# [Task]
The answer must consist of each line below that contains the word "icon", copied in full.

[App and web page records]
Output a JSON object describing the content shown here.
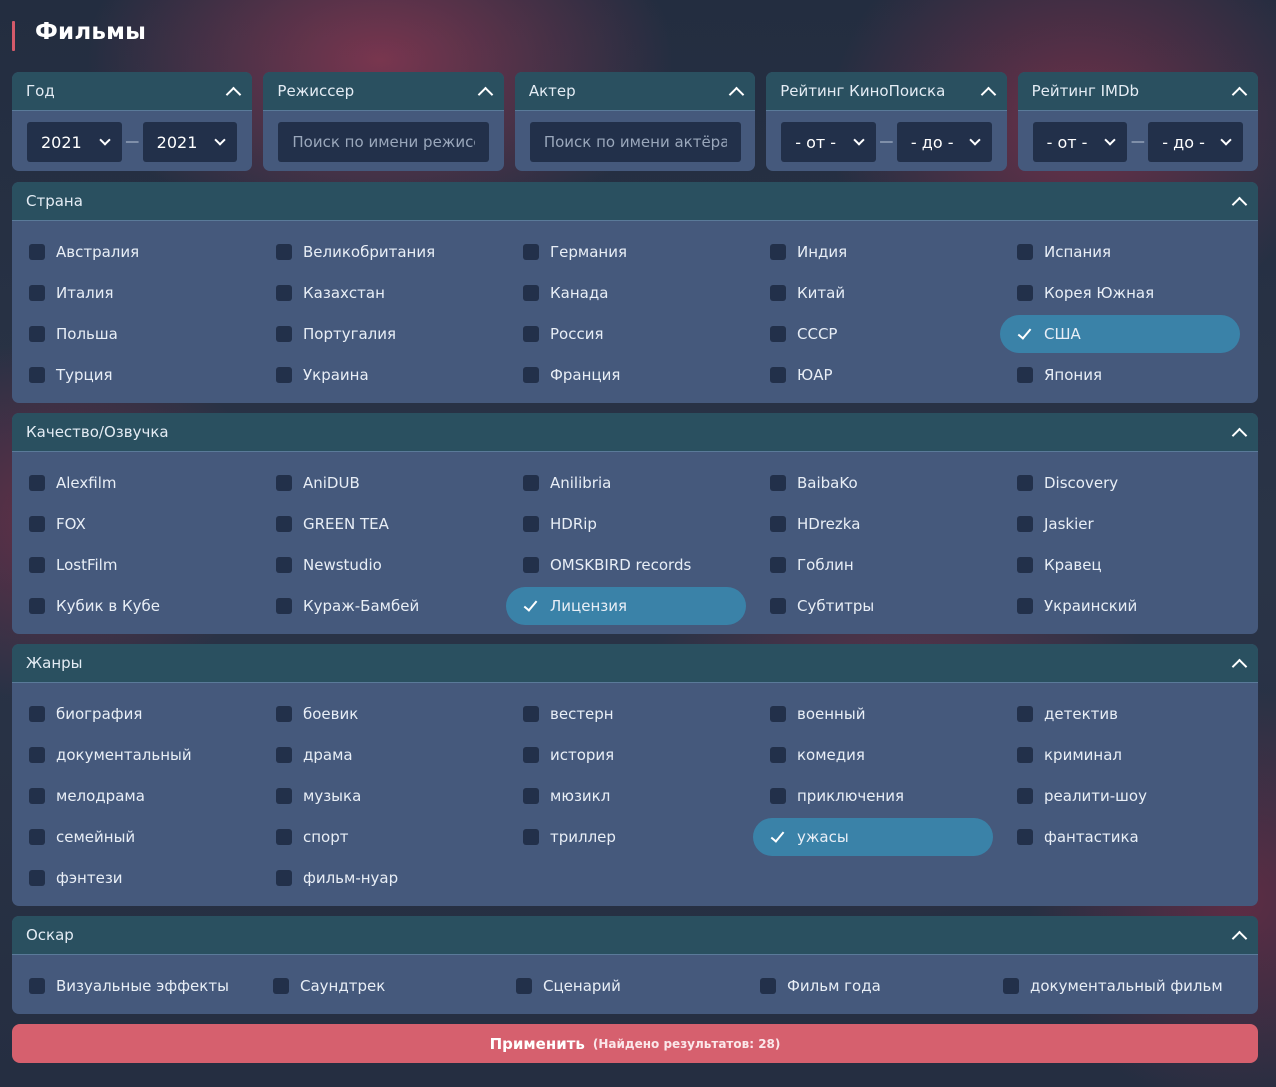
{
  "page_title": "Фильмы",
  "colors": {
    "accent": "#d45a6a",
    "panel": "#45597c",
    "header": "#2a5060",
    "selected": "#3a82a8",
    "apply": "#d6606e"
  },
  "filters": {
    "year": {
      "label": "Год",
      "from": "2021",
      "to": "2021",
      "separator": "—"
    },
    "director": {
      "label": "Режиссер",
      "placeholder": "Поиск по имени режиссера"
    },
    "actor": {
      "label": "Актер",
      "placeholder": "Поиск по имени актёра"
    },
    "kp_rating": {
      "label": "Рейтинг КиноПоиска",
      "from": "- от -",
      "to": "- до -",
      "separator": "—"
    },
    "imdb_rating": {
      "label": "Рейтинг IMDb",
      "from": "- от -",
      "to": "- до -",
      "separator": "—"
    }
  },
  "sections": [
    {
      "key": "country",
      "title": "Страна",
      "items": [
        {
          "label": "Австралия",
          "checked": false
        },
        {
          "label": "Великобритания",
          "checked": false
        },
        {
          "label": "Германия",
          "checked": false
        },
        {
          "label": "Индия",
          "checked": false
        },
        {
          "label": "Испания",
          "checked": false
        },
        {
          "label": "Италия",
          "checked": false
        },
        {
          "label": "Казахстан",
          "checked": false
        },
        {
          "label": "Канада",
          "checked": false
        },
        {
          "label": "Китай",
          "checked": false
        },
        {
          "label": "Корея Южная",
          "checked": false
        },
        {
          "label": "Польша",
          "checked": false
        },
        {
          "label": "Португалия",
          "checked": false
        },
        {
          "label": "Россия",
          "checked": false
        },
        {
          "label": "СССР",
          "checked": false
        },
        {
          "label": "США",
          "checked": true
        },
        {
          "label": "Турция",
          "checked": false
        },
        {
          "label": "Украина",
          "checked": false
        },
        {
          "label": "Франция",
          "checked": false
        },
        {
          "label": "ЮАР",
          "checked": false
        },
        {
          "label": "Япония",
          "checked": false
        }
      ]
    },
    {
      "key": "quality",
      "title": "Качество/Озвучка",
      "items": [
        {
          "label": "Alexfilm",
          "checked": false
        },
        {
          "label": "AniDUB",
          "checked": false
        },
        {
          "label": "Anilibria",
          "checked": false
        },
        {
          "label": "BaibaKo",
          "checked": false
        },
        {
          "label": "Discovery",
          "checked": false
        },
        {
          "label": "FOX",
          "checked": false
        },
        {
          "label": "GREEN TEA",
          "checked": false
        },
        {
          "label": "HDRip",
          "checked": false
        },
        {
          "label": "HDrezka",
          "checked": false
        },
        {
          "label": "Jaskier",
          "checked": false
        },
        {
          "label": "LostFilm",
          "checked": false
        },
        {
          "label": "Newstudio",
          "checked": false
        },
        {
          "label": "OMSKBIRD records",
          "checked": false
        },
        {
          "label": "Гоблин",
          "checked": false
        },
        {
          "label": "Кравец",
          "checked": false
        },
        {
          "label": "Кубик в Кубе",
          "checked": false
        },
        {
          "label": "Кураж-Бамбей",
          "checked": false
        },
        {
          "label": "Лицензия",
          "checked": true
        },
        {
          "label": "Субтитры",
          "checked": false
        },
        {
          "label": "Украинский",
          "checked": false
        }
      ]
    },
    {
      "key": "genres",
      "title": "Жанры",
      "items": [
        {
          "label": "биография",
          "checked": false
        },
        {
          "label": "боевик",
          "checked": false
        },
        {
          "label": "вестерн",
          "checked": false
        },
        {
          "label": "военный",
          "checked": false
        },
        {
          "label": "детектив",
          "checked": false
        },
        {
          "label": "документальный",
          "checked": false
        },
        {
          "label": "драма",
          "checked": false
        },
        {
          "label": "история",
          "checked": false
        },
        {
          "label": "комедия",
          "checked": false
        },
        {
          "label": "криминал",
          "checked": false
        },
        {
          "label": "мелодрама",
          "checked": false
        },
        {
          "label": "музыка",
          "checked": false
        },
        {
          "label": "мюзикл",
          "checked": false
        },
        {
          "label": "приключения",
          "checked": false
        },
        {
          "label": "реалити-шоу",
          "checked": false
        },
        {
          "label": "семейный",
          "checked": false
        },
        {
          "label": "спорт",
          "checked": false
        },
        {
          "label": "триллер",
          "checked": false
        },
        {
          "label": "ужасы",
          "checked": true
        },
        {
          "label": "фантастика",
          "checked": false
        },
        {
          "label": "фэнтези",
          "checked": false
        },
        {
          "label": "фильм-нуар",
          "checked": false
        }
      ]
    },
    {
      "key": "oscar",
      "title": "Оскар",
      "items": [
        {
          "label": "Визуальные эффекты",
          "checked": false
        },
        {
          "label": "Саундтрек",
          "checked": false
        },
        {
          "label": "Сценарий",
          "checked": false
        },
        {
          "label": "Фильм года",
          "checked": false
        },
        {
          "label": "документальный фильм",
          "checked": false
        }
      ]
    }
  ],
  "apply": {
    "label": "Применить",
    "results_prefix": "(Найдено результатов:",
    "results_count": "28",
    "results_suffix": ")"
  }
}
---
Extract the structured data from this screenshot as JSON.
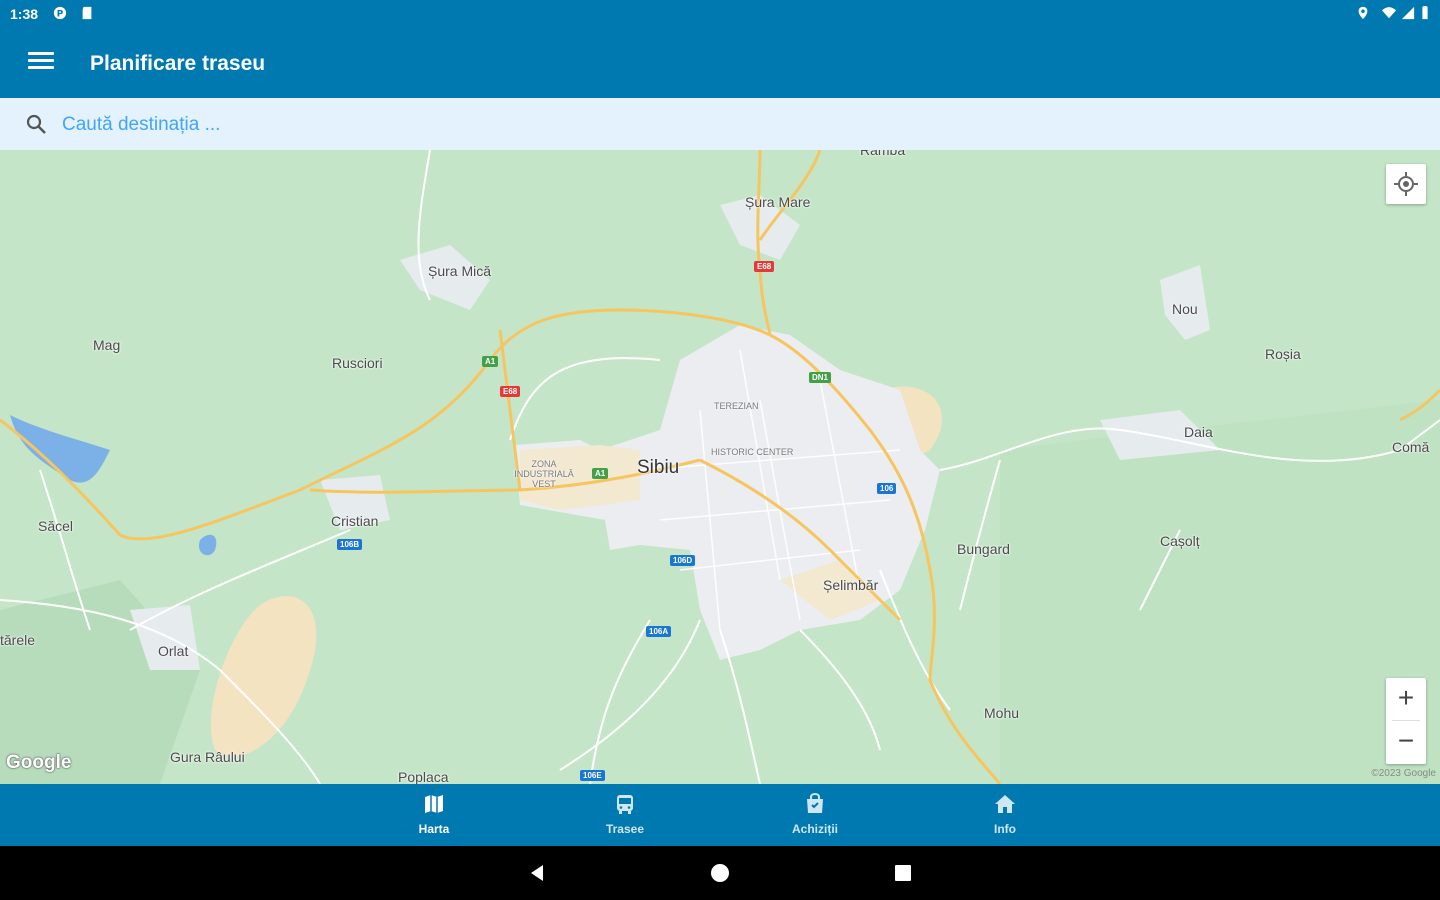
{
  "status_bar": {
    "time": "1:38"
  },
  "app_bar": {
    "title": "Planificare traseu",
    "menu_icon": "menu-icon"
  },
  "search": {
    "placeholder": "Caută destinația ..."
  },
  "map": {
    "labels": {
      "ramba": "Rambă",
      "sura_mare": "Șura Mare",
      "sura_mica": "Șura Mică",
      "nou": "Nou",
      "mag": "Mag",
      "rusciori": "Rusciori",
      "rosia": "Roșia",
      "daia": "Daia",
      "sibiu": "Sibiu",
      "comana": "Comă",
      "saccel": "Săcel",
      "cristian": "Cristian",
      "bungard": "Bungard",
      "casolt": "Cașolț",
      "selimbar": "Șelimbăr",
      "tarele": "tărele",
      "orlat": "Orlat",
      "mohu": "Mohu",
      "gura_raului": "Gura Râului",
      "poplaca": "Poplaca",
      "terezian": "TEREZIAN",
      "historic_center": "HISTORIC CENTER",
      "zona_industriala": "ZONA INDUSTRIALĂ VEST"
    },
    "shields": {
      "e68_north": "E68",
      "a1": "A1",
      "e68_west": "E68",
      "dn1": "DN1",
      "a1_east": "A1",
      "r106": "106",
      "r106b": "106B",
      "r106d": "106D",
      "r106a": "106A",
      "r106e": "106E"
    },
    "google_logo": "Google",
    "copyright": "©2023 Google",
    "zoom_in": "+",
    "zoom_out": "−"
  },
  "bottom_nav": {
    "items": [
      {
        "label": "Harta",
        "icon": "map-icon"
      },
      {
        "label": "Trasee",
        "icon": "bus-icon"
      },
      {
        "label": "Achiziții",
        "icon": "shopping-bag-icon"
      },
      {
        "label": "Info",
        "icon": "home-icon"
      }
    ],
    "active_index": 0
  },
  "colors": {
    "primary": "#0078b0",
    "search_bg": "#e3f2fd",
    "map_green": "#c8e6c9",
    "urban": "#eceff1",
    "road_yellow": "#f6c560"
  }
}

# [Exercise result]
    "menu_icon": "menu-icon"
        "icon": "map-icon"
        "icon": "bus-icon"
        "icon": "shopping-bag-icon"
        "icon": "home-icon"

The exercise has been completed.